Catherine Harper - Scholarship essay | Pacific Medical Training

Submitted 2022-11-02

When I think of emergency medical care, I think of those situations where seconds count and every decision made means life or death. How can someone actually prepare for that? Ten years ago, as a Practical Nursing student, I would have given a great textbook answer that included advice about drinking plenty of water, getting 8 hours of sleep every night, and staying in good physical condition. Those are all fantastic ideas. In the real world, very few medical professionals are able to follow this advice. There are, however, several little things you can do to give your body and mind the best possible chance of holding up to a medical career.

To prepare physically, the number one rule is to use good body mechanics and posture. You will be in odd and uncomfortable positions, but you won’t feel it until later on when you are trying to clean the blood and other fluids off your clothes and shoes. Don’t try to lift more than you can safely lift. Use gravity to help you reposition patients when possible. Encourage your patients to do what they can for themselves. This fosters independence and healing for them and conserves energy for you. Sit when and if you can. Sleep when and if you can. Do your best to follow the medical advice you give your own patients. Empty your bladder every chance you get. Hydrate often. Give your body foods that fuel it and allow it to function well. Considering the physical aspects of emergency medical care, one should accept the fact that sometimes your hands will be shaking as much as your voice. Your heart will be racing. Practice thinking and problem solving when your body is completely exhausted, because you will have to be capable of making important decisions when your body is fatigued. You can also practice calming yourself when you are physically taxed, for example, taking slow deep breaths after a run to slow your heart rate and breathing. You will feel bones crunching and cartilage separating as you perform chest compressions.
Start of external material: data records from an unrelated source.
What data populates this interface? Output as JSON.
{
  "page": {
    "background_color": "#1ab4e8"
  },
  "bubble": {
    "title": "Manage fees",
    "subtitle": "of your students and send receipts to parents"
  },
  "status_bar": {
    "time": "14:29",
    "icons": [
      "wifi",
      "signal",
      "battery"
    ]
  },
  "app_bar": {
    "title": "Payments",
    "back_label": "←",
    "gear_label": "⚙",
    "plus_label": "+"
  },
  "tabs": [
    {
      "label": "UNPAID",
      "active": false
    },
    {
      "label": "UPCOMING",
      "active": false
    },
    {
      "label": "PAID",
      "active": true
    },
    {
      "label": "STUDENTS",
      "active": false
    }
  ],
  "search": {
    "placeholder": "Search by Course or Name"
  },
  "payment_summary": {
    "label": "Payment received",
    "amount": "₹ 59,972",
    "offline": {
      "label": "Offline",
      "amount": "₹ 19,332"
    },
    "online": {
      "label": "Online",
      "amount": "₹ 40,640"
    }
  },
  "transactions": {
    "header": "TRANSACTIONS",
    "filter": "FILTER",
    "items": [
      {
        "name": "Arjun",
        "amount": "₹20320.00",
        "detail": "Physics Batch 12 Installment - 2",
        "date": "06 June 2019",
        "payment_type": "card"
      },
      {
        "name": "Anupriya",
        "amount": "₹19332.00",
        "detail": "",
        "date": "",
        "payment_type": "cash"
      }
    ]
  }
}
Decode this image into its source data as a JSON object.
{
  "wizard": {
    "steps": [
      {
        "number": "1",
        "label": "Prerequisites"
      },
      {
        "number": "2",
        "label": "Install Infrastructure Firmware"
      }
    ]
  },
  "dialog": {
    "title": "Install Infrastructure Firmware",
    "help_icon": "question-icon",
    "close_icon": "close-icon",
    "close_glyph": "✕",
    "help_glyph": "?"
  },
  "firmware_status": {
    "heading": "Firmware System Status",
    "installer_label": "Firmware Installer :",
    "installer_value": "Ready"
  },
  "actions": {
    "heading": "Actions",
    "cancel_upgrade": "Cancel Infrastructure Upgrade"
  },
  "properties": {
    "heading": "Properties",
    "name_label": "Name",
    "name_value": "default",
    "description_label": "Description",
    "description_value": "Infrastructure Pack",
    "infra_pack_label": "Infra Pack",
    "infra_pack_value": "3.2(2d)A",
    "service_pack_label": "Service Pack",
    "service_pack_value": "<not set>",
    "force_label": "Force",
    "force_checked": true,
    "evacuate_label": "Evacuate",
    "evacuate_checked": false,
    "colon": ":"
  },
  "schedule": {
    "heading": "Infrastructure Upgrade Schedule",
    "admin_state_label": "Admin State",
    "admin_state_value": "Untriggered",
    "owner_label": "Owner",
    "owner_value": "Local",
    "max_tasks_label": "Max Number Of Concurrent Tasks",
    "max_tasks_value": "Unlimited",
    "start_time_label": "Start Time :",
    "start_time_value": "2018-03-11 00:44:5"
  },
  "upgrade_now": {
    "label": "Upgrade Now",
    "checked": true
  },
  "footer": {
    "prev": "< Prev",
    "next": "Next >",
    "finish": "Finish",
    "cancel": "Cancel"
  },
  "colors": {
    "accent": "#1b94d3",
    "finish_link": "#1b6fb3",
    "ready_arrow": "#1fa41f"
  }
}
CPR will absolutely exhaust you, so switch off with a partner when you can. Get massages or chiropractic adjustments as needed. Take time to be the patient when you need to heal.

Preparing yourself mentally to provide emergency medical care is more difficult and possibly more crucial than the physical preparation. Some of this advice might not seem applicable to emergency care, but it may be helpful. I have heard many people say “don’t get attached” and I want to be the first to tell you that is terrible advice. Get attached. That is exactly what they need and it is those attachments that will keep you going. The days when you feel completely burned out it will be the smile on the face of that patient that means something to you on a personal level that will keep you from quitting. It will hurt when you lose one. Feel it. Feel every bit of it. This is the beauty of life: to connect and to feel. Be a passionate advocate for your patients, but when policies or adversaries prevail, do not allow it to make you bitter. Continue the fight for what is best for your patients and your team without forgetting why it was important. Make their fight your fight and carry it personally but do not allow it to consume you. Not all of your patients will be kind. People will likely require your care because they are facing a health crisis. They don’t feel well and they are probably tired, afraid, and confused. This will make them cranky at times. Be kind to them anyway. They need it now more than ever. If they abuse you in any way, report it and refuse to provide care until the situation is appropriately resolved. This applies especially to sexual harassment types of situations. The vulgar comments or gestures may truly not bother you in any way, but each of us sets the standard for how all of us will allow our patients to treat us, so even if you aren’t disgusted by this behavior, hold firm to appropriate boundaries and speak up immediately so the patient will know this won’t be tolerated. In emergency situations you will feel desperate. You will not be able to solve every problem or save every life. You will feel defeated when you don’t succeed. Do the best you can, and accept that your efforts were enough, even if the result isn’t what you wanted. Please, do not go into the medical field intending to avoid your feelings. Accept that you will have these feelings, and allow yourself to process them when they develop. Embrace all the beauty in the process of helping others heal, and enjoy the growth you will notice within yourself along the way.